[PROBLEM TO SOLVE]:
The expected output is every entry, repeated word for word.

Entries taken from a collection:
• • • • •
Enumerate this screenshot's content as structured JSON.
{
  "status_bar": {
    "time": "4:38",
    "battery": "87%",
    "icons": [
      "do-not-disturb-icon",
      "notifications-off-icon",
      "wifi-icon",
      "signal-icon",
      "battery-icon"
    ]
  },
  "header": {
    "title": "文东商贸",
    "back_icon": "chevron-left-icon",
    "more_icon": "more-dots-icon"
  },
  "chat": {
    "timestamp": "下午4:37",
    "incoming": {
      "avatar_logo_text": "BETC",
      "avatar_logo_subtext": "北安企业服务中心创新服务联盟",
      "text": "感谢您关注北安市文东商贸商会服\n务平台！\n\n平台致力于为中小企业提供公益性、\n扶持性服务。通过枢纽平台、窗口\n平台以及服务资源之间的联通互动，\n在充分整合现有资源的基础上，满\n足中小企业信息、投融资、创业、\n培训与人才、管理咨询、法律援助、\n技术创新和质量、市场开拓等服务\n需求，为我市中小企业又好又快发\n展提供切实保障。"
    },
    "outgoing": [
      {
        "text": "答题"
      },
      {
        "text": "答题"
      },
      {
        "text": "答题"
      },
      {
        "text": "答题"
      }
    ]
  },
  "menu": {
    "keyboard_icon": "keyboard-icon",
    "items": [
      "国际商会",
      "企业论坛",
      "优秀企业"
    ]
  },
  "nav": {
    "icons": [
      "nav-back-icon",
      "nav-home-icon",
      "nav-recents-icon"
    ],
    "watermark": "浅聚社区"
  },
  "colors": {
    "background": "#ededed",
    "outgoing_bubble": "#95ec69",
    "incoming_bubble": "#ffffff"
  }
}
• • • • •
[SOLUTION FOR THIS TASK]:
Enumerate this screenshot's content as structured JSON.
{
  "status_bar": {
    "time": "4:38",
    "battery": "87%",
    "icons": [
      "do-not-disturb-icon",
      "notifications-off-icon",
      "wifi-icon",
      "signal-icon",
      "battery-icon"
    ]
  },
  "header": {
    "title": "文东商贸",
    "back_icon": "chevron-left-icon",
    "more_icon": "more-dots-icon"
  },
  "chat": {
    "timestamp": "下午4:37",
    "incoming": {
      "avatar_logo_text": "BETC",
      "avatar_logo_subtext": "北安企业服务中心创新服务联盟",
      "text": "感谢您关注北安市文东商贸商会服\n务平台！\n\n平台致力于为中小企业提供公益性、\n扶持性服务。通过枢纽平台、窗口\n平台以及服务资源之间的联通互动，\n在充分整合现有资源的基础上，满\n足中小企业信息、投融资、创业、\n培训与人才、管理咨询、法律援助、\n技术创新和质量、市场开拓等服务\n需求，为我市中小企业又好又快发\n展提供切实保障。"
    },
    "outgoing": [
      {
        "text": "答题"
      },
      {
        "text": "答题"
      },
      {
        "text": "答题"
      },
      {
        "text": "答题"
      }
    ]
  },
  "menu": {
    "keyboard_icon": "keyboard-icon",
    "items": [
      "国际商会",
      "企业论坛",
      "优秀企业"
    ]
  },
  "nav": {
    "icons": [
      "nav-back-icon",
      "nav-home-icon",
      "nav-recents-icon"
    ],
    "watermark": "浅聚社区"
  },
  "colors": {
    "background": "#ededed",
    "outgoing_bubble": "#95ec69",
    "incoming_bubble": "#ffffff"
  }
}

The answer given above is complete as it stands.